▶ _DATASET RECORDS_:

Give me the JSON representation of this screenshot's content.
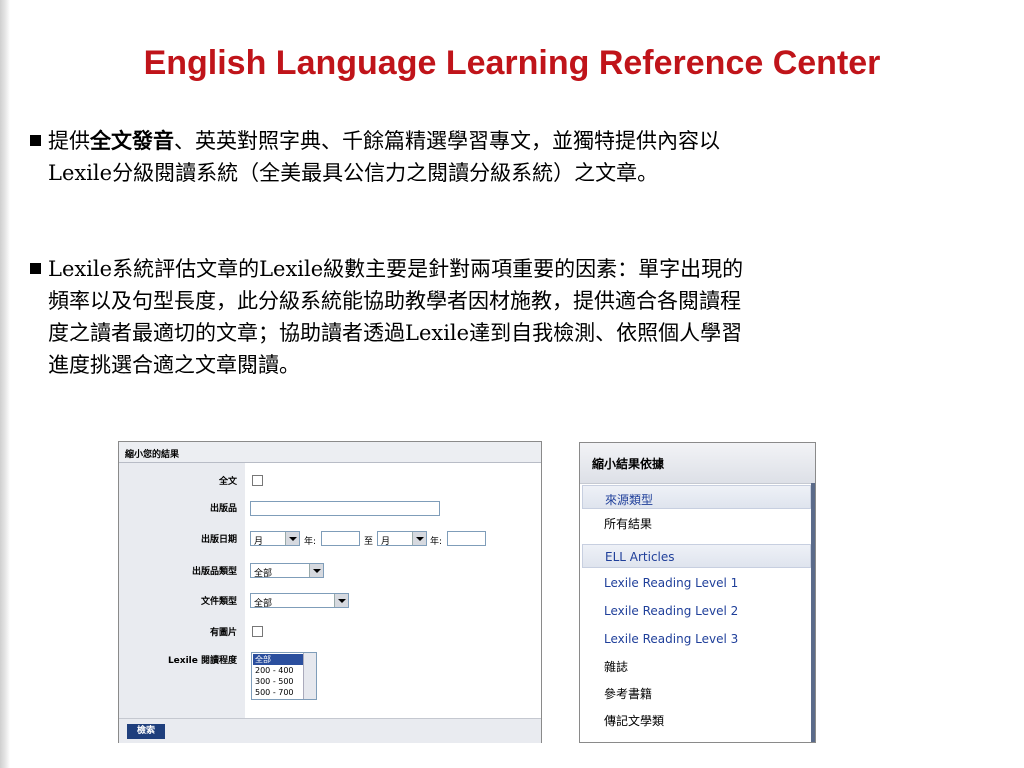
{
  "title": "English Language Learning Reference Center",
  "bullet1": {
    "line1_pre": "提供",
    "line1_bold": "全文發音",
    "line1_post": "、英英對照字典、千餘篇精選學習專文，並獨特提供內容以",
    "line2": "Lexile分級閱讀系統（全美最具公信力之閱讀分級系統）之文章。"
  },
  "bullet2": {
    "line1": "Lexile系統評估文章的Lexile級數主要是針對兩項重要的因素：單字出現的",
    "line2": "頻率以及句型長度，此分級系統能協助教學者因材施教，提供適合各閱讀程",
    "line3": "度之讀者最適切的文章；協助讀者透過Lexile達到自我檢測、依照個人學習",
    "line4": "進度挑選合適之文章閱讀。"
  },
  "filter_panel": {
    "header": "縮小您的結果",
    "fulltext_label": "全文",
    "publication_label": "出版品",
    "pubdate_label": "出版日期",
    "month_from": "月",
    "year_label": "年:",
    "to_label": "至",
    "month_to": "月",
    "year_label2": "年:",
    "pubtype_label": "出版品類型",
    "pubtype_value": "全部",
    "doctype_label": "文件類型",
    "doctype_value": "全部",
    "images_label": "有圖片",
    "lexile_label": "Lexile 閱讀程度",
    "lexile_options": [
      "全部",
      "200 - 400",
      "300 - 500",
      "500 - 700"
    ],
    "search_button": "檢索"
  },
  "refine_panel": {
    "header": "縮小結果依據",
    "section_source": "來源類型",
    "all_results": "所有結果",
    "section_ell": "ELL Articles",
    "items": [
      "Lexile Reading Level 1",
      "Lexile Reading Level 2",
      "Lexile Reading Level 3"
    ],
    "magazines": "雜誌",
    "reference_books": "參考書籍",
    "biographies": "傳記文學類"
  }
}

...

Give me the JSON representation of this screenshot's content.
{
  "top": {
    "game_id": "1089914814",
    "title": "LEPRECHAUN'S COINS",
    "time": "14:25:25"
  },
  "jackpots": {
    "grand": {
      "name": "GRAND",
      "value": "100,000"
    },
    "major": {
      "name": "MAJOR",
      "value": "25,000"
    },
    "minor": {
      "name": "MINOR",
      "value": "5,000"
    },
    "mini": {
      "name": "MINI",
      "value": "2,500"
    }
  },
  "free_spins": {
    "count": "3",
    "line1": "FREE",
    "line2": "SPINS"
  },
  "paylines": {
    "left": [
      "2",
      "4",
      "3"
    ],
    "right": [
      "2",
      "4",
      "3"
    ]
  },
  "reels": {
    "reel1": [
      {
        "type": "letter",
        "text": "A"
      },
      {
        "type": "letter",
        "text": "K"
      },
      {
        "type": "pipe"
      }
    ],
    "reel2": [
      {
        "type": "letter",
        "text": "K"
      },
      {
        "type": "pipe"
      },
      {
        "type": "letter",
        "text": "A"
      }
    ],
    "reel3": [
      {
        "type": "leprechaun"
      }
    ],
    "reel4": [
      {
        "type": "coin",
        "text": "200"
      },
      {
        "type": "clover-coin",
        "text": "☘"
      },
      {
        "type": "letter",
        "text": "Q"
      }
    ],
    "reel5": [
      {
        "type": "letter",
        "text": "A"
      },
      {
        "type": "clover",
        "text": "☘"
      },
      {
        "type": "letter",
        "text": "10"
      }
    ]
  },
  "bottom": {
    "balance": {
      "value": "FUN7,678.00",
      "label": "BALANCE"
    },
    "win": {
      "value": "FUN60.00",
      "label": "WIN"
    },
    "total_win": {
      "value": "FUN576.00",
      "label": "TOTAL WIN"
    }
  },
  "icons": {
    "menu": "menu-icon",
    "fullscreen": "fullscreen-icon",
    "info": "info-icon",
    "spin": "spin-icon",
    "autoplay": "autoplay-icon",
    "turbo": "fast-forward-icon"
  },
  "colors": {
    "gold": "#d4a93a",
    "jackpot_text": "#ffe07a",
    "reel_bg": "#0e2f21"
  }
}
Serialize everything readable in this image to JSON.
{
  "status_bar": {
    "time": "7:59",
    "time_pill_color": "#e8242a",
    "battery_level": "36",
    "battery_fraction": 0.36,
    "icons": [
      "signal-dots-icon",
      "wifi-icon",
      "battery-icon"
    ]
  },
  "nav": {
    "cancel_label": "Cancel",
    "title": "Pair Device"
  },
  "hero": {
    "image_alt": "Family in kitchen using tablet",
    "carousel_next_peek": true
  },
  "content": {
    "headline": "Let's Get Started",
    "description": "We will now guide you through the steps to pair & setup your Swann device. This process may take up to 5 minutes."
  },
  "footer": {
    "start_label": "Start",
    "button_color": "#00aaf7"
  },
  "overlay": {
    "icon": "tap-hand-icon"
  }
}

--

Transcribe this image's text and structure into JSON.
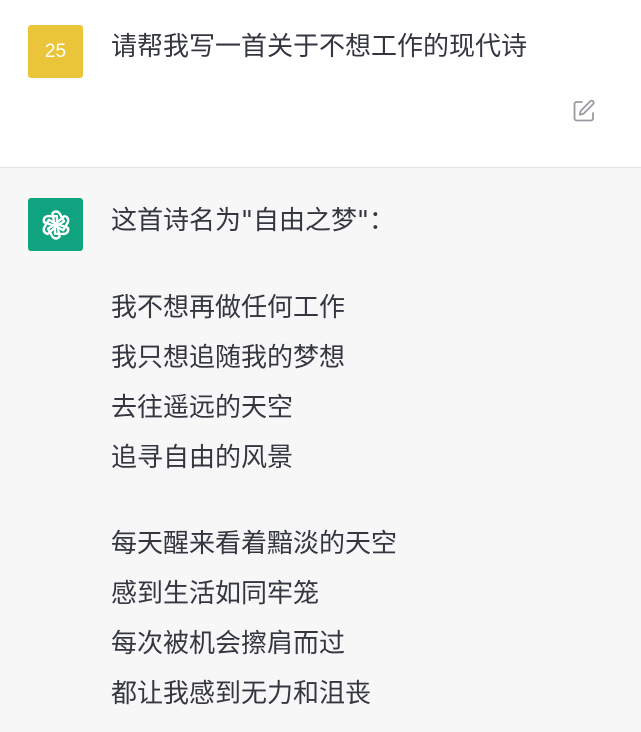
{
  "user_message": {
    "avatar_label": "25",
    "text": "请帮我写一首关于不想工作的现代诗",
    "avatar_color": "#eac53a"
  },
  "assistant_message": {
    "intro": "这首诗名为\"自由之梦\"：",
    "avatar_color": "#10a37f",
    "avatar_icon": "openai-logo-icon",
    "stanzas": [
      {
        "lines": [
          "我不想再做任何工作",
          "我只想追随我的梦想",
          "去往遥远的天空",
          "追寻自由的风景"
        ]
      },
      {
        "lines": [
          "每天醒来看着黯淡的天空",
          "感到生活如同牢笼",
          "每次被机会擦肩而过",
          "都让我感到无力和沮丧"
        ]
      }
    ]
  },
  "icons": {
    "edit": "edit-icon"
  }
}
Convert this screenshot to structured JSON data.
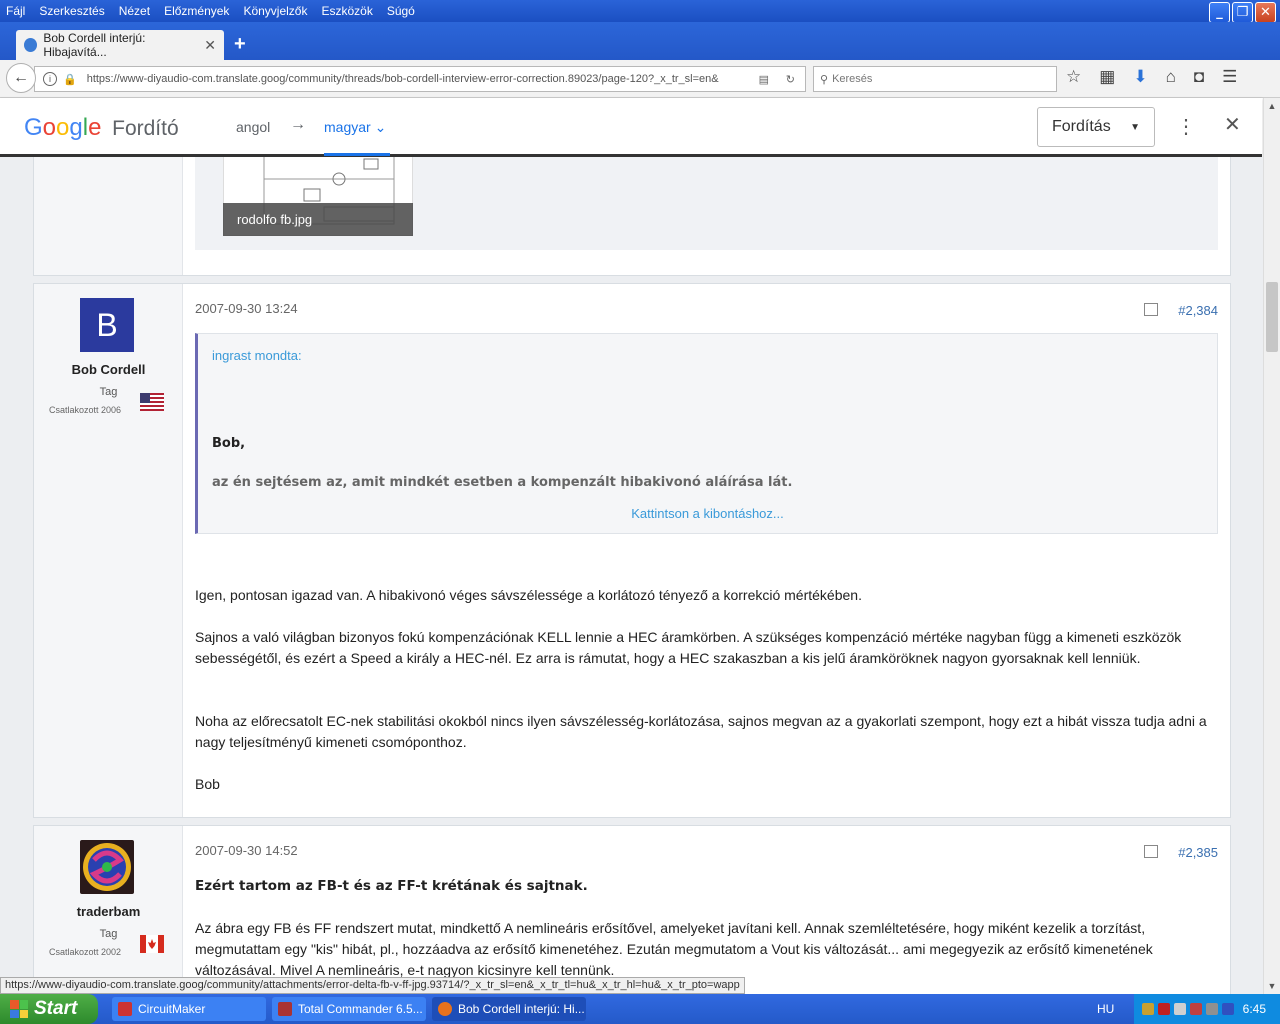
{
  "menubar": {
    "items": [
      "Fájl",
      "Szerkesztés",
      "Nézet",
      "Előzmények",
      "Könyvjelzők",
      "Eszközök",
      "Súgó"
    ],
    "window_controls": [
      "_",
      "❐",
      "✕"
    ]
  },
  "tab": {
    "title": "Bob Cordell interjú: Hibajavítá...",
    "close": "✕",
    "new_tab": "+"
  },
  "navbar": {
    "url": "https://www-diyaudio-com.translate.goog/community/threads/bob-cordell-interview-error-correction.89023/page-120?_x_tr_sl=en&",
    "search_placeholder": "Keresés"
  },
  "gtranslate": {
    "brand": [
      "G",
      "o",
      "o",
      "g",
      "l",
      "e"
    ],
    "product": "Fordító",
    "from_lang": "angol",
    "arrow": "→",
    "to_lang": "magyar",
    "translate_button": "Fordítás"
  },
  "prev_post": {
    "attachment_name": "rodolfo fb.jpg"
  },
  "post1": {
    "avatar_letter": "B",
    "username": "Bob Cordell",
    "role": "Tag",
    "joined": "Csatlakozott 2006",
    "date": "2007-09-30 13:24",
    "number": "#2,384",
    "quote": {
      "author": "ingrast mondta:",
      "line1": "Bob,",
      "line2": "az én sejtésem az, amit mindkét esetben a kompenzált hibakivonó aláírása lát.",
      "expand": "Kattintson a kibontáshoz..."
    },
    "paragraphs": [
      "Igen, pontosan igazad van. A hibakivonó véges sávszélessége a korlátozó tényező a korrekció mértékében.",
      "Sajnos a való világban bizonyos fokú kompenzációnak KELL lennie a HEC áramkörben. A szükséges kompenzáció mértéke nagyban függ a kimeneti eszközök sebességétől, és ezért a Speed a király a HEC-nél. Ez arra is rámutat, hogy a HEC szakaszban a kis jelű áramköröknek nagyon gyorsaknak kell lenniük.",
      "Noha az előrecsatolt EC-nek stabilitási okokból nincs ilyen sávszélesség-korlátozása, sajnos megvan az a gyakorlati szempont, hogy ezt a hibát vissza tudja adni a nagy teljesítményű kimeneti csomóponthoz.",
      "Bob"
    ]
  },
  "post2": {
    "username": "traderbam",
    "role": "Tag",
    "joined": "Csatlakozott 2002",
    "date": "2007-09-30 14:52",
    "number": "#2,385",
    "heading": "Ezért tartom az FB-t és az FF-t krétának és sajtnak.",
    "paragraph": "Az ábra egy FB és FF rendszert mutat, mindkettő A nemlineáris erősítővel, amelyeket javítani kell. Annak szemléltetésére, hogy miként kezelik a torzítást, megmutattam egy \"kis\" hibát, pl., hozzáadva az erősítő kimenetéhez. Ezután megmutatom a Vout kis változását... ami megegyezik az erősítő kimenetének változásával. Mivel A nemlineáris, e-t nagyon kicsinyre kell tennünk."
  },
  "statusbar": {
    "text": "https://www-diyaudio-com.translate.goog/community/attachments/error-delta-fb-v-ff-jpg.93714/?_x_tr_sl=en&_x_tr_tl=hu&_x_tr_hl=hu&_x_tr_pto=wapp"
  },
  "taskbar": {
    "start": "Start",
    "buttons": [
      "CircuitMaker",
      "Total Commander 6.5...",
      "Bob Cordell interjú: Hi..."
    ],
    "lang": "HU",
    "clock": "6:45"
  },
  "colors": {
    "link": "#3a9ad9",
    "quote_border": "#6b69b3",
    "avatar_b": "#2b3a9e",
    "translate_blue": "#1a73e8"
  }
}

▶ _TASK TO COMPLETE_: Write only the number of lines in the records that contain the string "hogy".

▶ _TASK RESPONSE_: 3